Description of the task:
Filter the entries below, keeping only lines with the word "ByYear".

Source data:
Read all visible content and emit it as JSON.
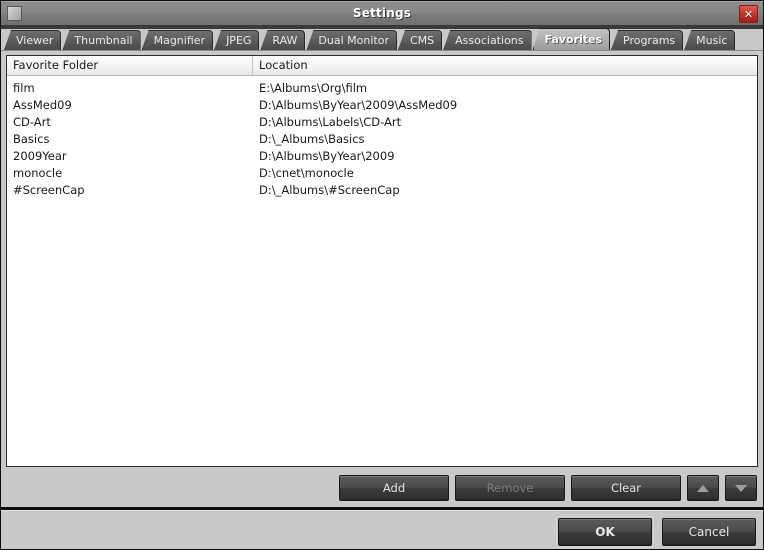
{
  "window": {
    "title": "Settings",
    "app_icon": "app-icon",
    "close_label": "✕"
  },
  "tabs": [
    {
      "label": "Viewer",
      "active": false
    },
    {
      "label": "Thumbnail",
      "active": false
    },
    {
      "label": "Magnifier",
      "active": false
    },
    {
      "label": "JPEG",
      "active": false
    },
    {
      "label": "RAW",
      "active": false
    },
    {
      "label": "Dual Monitor",
      "active": false
    },
    {
      "label": "CMS",
      "active": false
    },
    {
      "label": "Associations",
      "active": false
    },
    {
      "label": "Favorites",
      "active": true
    },
    {
      "label": "Programs",
      "active": false
    },
    {
      "label": "Music",
      "active": false
    }
  ],
  "list": {
    "columns": [
      "Favorite Folder",
      "Location"
    ],
    "rows": [
      {
        "folder": "film",
        "location": "E:\\Albums\\Org\\film"
      },
      {
        "folder": "AssMed09",
        "location": "D:\\Albums\\ByYear\\2009\\AssMed09"
      },
      {
        "folder": "CD-Art",
        "location": "D:\\Albums\\Labels\\CD-Art"
      },
      {
        "folder": "Basics",
        "location": "D:\\_Albums\\Basics"
      },
      {
        "folder": "2009Year",
        "location": "D:\\Albums\\ByYear\\2009"
      },
      {
        "folder": "monocle",
        "location": "D:\\cnet\\monocle"
      },
      {
        "folder": "#ScreenCap",
        "location": "D:\\_Albums\\#ScreenCap"
      }
    ]
  },
  "actions": {
    "add_label": "Add",
    "remove_label": "Remove",
    "remove_disabled": true,
    "clear_label": "Clear",
    "move_up_icon": "triangle-up-icon",
    "move_down_icon": "triangle-down-icon"
  },
  "dialog_buttons": {
    "ok_label": "OK",
    "cancel_label": "Cancel"
  },
  "colors": {
    "window_bg": "#c8c8c8",
    "titlebar": "#808080",
    "close_button": "#c4342c",
    "list_bg": "#ffffff",
    "button_face": "#4a4a4a",
    "active_tab": "#ababab"
  }
}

Output of the task:
        "location": "D:\\Albums\\ByYear\\2009\\AssMed09"
        "location": "D:\\Albums\\ByYear\\2009"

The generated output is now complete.